Henry David Thoreau


“We should go forth on the shortest walk, perchance, in the spirit of undying adventure.”

“What I take with me, what I leave behind, are of less importance than what I discover along the way” professed Thomas A. Clark in his short, elegant sermon on the universal pleasures and simple rewards of walking, echoing the meditation of a moving existence by Annie Dillard a generation earlier and Romantic poet John Clare’s longing for field-wide strides a century before that.

Field. Featured in Henry David Thoreau's "Walking" in the Examined Life Library.
“I walk, all day, across the heaven-verging field” wrote Mary Oliver in her last collection of essays. Photograph by Ellen Vrana.

A venture forth in the dignity of body and the freedom of spirit is more than movement, it is an entrance to something, an abandonment of something else.

When Henry David Thoreau (July 12, 1817 – May 6, 1862) kicked up his heels, he exemplified the importance of “what is discovered along the way,” whether it was filling his pockets with ripe fruit and curious fungi or slipping into a more meditative state of being.

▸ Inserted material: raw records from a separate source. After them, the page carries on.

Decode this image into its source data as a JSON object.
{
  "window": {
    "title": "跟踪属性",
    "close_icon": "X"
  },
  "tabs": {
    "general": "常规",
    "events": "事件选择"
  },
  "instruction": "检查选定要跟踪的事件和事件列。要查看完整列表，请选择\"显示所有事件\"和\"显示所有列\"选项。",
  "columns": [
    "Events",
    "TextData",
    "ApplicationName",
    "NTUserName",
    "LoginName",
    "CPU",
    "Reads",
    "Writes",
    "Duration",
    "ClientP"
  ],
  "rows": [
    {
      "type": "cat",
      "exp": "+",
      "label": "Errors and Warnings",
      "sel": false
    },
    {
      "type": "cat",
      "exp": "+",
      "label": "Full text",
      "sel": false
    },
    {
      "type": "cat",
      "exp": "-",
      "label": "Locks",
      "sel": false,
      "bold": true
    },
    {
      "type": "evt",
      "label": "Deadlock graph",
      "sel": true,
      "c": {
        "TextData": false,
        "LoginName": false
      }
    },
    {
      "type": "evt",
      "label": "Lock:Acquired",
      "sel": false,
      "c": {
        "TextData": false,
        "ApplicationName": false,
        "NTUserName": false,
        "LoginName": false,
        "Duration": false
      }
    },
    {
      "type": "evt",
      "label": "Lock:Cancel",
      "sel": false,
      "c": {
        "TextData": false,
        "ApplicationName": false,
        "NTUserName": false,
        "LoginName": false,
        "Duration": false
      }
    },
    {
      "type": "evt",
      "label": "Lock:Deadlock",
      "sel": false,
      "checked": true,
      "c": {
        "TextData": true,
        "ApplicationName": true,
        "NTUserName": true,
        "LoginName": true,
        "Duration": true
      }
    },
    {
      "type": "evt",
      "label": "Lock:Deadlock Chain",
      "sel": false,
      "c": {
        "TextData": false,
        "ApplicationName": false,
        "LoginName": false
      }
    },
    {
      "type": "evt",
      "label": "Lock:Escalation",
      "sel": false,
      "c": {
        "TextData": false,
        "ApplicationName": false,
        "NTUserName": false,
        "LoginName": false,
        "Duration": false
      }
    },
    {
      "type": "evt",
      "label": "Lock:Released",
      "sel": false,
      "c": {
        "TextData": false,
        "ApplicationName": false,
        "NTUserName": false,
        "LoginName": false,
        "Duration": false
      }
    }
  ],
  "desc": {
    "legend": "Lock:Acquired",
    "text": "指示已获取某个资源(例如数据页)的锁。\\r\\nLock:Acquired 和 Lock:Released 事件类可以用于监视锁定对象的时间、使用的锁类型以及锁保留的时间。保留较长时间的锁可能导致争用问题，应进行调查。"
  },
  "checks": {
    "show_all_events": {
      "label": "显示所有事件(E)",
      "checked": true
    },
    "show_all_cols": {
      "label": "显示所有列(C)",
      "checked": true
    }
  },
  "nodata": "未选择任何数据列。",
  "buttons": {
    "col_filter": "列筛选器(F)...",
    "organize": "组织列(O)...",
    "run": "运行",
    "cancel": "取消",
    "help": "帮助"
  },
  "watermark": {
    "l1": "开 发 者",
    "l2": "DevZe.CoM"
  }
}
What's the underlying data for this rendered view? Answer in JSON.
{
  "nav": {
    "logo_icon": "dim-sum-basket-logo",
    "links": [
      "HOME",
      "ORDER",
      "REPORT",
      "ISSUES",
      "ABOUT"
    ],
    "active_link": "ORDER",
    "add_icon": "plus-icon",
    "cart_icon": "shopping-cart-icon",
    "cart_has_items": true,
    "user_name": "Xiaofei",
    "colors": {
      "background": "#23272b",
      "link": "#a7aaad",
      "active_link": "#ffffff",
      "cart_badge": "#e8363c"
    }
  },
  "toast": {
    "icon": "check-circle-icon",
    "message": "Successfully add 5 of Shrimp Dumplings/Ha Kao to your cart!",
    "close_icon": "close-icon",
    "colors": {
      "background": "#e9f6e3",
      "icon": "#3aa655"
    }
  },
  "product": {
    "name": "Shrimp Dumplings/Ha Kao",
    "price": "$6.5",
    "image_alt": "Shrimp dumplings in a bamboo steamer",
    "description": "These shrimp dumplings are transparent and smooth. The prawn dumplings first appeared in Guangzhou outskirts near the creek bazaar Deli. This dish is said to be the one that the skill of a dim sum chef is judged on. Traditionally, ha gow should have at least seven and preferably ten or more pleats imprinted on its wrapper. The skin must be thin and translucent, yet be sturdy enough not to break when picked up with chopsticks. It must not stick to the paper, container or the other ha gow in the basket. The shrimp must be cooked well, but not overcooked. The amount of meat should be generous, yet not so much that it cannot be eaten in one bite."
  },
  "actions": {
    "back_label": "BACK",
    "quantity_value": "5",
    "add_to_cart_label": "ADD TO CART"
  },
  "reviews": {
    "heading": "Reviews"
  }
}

In a short sermon, Walking, this great meanderer of space and time takes equal pleasure in noticing as movement.

I have met with but one or two persons in the course of my life who understood the art of Walking, that is, of taking walks-who had a genius, so to speak, for sauntering, which word is beautifully derived “from idle people who roved about the country, in the Middle Ages, and asked charity, under pretense of going a la Sainte Terre,” to the Holy Land, till the children exclaimed, “There goes a Sainte-Terrer,” a Saunterer, a Holy-Lander. They who never go to the Holy Land in their walks, as they pretend, are indeed mere idlers and vagabonds; but they who do go there are saunterers in the good sense, such as I mean. Some, however, would derive the word from sans terre, without land or a home, which, therefore, in the good sense, will mean, having no particular home, but equally at home everywhere. For this is the secret of successful sauntering. He who sits still in a house all the time may be the greatest vagrant of all; but the saunterer, in the good sense, is no more vagrant than the meandering river, which is all the while sedulously seeking the shortest course to the sea.1

"Walking" photograph featured in Henry David Thoreau's "Walking" in the Examined Life Library.
“I wish to speak a word for Nature, for absolute freedom and wildness.” Photograph by Ellen Vrana.

Walking, to Thoreau, who, twenty years earlier wrote about drifting at leisure in a boat, is deeply connected to exercising and expanding personal freedom. Through walking we kick off conformity and small oppressions. Just like how Emma Mitchell described how the pale of depression lifts when she sets about in nature, and how David Wojnarowicz described joy in movement, Thoreau cherishes walking’s liberation.

I, who cannot stay in my chamber for a single day without acquiring some rust, and when sometimes I have stolen forth for a walk at the eleventh hour, or four o’clock in the afternoon, too late to redeem the day, when the shades of night were already beginning to be mingled with the daylight, have felt as if I had committed some sin to be atoned for, I confess that I am astonished at the power of endurance, to say nothing of the moral insensibility, of my neighbors who confine themselves to shops and offices the whole day for weeks and months, aye, and years almost together. I know not what manner of stuff they are of-sitting there now at three o’clock in the afternoon, as if it were three o’clock in the morning. Bonaparte may talk of the three-o’clock-in-the-morning courage, but it is nothing to the courage which can sit down cheerfully at this hour in the afternoon over against one’s self whom you have known all the morning, to starve out a garrison to whom you are bound by such strong ties of sympathy. I wonder that about this time, or say between four and five o’clock in the afternoon, too late for the morning papers and too early for the evening ones, there is not a general explosion heard up and down the street, scattering a legion of antiquated and house-bred notions and whims to the four winds for an airing-and so the evil cure itself.

In seeking the wild without, perhaps we unleash the wild within.2

"Walking" photograph featured in Henry David Thoreau's "Walking" in the Examined Life Library.

“We should go forth on the shortest walk, perchance, in the spirit of undying adventure,” Thoreau advised wisely. Couple his beautiful, ambling essay with Robert Macfarlane’s The Old Ways, a eulogy for the trails we make and what they make of us, as well as his Macfarlane’s search for wild within and without.

As I read Thoreau, a man whom children chased and adored, there is something quite true about recognising and seizing that innocence in movement. Read more in my Traipsing Along Like a Child, and A. A. Milne’s child-like romp through verse.

Wherever you go, however you go, I wish you the ‘spirit of undying adventure.’